After sprinkling, cover the seed with vermiculite. Next is to create a warm humid environment for the seeds to germinate just cover the seed with a punnet lid or add a transparent bag over the top of the tray with holes snipped within the top for airflow. This mineral-based material absorbs water and releases it slowly, keeping the seeds damp but not too wet. Follow the instructions for planting depth provided on the seed packet. Some seeds should be barely covered; others need thicker covering to germinate well.


Keep the media moist could be a good rule of thumb for seed growth. Employing a mister allows you to accomplish this. Watering a soil medium are often tricky to stay splashed soil off the leaves. Watering a hydroponic pad is easy you just lift the pad, pour in water enough to return to the tops of the ridges within the bottom of the tray. Ensure it is distributed across the whole tray.

Irrigate the sown seeds with a mild shower that soak the vermiculite without washing away the seeds. Until the seeds germinate and green shoots sprout from them, water it lightly as per the requirement to avoid the damping of seed starting mixture. If the growing medium becomes too wet, then the seed cannot root out and fail to grow.

pH balance in all water sources:

In most cases, especially in municipal water sources, your water is too high in pH. Just use a pH testing kit that may test from pH 4-8. The optimum pH level for microgreens water is about 6. Most municipal water system will have a pH of around 7. An honest guide when using juice to acidify is about 2 teaspoons of juice per gallon of water.

Covering the plants:

To simply facilitate the growth of microgreen indoor, just cover the containers with a lightweight sheet of plastic or a doomed like a lid to take care of humidity and promote germination to set the drip tray on a heat mat designed for seed starting or on a hot pad.

Care for plant:

When the seeds start germination then remove the lid and also the heat source. Set the containers on a sunny windowsill to assist your microgreens growing indoors. Always keep the planting medium damp, and promote healthy growth by watering from the underside. Pour water into the tray and permit it to be absorbed into the soilless medium.

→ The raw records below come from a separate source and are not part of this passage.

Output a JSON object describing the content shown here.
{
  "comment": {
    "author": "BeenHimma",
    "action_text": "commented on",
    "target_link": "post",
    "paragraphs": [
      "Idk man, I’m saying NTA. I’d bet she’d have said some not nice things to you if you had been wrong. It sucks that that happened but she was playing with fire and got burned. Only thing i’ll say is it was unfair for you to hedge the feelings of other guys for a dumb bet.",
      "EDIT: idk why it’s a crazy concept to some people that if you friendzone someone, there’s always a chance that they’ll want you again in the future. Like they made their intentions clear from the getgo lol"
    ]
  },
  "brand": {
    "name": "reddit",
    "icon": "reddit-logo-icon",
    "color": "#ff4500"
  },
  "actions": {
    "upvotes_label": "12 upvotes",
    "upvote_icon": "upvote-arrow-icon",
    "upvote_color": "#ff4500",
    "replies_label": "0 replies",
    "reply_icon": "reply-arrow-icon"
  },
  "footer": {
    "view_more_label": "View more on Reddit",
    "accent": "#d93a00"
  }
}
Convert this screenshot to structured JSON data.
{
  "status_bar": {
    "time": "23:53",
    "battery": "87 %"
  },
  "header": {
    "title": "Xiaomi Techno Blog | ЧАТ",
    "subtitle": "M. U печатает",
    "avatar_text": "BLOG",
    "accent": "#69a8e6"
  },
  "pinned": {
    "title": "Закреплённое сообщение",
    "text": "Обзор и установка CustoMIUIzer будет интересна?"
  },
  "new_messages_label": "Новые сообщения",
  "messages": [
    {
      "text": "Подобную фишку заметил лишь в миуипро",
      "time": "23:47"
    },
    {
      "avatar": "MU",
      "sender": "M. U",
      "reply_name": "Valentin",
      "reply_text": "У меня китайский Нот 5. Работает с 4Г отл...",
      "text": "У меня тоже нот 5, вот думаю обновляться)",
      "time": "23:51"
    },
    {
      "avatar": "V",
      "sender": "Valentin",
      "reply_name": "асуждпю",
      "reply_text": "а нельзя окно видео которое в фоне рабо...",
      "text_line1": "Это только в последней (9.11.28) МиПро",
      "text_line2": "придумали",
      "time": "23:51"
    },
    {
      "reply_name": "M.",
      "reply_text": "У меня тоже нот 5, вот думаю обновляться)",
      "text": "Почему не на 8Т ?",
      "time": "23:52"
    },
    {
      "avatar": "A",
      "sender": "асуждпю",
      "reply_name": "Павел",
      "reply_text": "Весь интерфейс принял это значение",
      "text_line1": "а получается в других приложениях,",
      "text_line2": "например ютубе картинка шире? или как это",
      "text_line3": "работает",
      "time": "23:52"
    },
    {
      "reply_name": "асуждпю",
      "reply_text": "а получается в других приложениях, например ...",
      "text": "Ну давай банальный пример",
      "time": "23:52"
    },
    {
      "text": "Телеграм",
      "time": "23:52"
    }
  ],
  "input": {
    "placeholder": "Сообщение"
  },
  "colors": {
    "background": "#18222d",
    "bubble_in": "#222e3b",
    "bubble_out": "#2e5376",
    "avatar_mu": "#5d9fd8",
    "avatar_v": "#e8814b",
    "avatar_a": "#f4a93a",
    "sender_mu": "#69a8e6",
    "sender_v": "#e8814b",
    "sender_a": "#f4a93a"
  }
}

Harvesting and storage:

When the seedlings are about 2.5-10cm tall-depending on the variety you choose, your yummy microgreens are ready for harvesting. To harvest the microgreens, hold a bit with one hand and use the opposite to snip with scissors. Keep your microgreens cool and in an airtight container until you are able to use them. Their period of time within the refrigerator is a couple of weeks.

Hopefully, now you are able to grow your own microgreens indoors and enjoy their fresh and delicious taste.

Like This Article? Pin it on Pinterest

The best way to Grow Microgreen Indoor - PIN


What started as a personal experience to improve my overall health by growing my own food has turned into a mission to share my experience and my own research. Growing your own food and eating healthier food is something that everyone has to try.

Back To Top